• _The task_
Would you print the records below without changing anything?

• _Listed entries_
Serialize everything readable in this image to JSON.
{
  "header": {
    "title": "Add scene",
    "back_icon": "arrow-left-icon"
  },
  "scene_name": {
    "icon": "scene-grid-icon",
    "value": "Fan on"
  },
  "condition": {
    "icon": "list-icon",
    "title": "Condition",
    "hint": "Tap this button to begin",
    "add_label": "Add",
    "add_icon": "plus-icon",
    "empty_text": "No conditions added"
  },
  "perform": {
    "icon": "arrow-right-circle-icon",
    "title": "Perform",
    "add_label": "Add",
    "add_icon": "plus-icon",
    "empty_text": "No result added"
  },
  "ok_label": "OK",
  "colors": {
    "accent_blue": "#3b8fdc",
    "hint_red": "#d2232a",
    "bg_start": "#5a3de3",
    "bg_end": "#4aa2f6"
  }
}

• _Answer space_
Serialize everything readable in this image to JSON.
{
  "header": {
    "title": "Add scene",
    "back_icon": "arrow-left-icon"
  },
  "scene_name": {
    "icon": "scene-grid-icon",
    "value": "Fan on"
  },
  "condition": {
    "icon": "list-icon",
    "title": "Condition",
    "hint": "Tap this button to begin",
    "add_label": "Add",
    "add_icon": "plus-icon",
    "empty_text": "No conditions added"
  },
  "perform": {
    "icon": "arrow-right-circle-icon",
    "title": "Perform",
    "add_label": "Add",
    "add_icon": "plus-icon",
    "empty_text": "No result added"
  },
  "ok_label": "OK",
  "colors": {
    "accent_blue": "#3b8fdc",
    "hint_red": "#d2232a",
    "bg_start": "#5a3de3",
    "bg_end": "#4aa2f6"
  }
}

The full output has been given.